"Tollund Man" - Mummified corpse of a roughly 40 yr old man who lived approximately between 375-210 BC/Pre-Roman Iron Age. Found in 1950 buried in a peat bog on the Jutland Peninsula in Denmark. Due to the acidity of the peat bog along with the lack of oxygen his soft tissues were well preserved.
The Tollund Man is the naturally mummified corpse of a man who lived during the 4th century BCE, during the period characterised in Scandinavia as the Pre-Roman Iron Age. He was found in 1950 on the Jutland Peninsula in Denmark, buried in a peat bog which preserved his body.
Highly acidic water, cold temperature and lack of oxygen are responsible for severely tanned, preserved bog bodies found in Sphagnum bogs in Ireland,Great Britain and Northern Europe. The earliest bog body is that of a Koelbjerg woman dating back to 3500BC!
Bog bodies, which are also known as bog people, are the naturally preserved human corpses found in the sphagnum bogs in Northern Europe.
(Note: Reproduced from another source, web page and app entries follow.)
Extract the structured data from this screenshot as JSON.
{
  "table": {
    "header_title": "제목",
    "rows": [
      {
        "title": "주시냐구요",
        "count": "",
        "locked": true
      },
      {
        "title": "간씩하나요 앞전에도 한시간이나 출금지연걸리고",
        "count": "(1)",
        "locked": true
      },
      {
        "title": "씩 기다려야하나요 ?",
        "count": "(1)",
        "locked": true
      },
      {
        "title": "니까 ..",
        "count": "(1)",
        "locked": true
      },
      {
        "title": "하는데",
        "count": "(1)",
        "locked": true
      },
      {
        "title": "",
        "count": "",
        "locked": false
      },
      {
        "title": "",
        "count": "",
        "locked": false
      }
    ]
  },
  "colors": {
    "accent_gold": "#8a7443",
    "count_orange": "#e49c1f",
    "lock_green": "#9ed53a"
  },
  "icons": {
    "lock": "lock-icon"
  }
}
Unlike most ancient human remains, bog bodies have retained their skin and internal organs due to the unusual conditions of the surrounding area.